**Exercise instructions**
Extract from the listing each line in which the word "Upload" appears.

**Data shown**
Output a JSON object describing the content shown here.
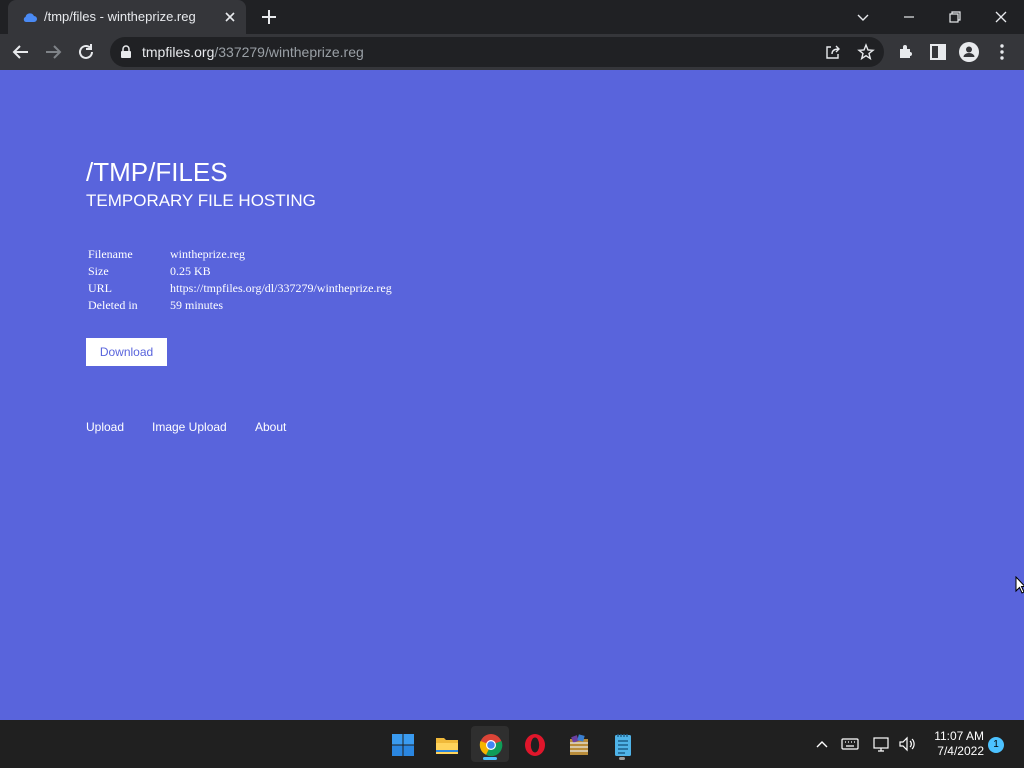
{
  "browser": {
    "tab_title": "/tmp/files - wintheprize.reg",
    "url_host": "tmpfiles.org",
    "url_path": "/337279/wintheprize.reg"
  },
  "page": {
    "title": "/TMP/FILES",
    "subtitle": "TEMPORARY FILE HOSTING",
    "file_info": [
      {
        "label": "Filename",
        "value": "wintheprize.reg"
      },
      {
        "label": "Size",
        "value": "0.25 KB"
      },
      {
        "label": "URL",
        "value": "https://tmpfiles.org/dl/337279/wintheprize.reg"
      },
      {
        "label": "Deleted in",
        "value": "59 minutes"
      }
    ],
    "download_label": "Download",
    "nav": {
      "upload": "Upload",
      "image_upload": "Image Upload",
      "about": "About"
    },
    "background_color": "#5964dc"
  },
  "taskbar": {
    "time": "11:07 AM",
    "date": "7/4/2022",
    "notification_count": "1",
    "apps": [
      "start-icon",
      "file-explorer-icon",
      "chrome-icon",
      "opera-icon",
      "winrar-icon",
      "notepad-icon"
    ]
  }
}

**Finished task**
      "upload": "Upload",
      "image_upload": "Image Upload",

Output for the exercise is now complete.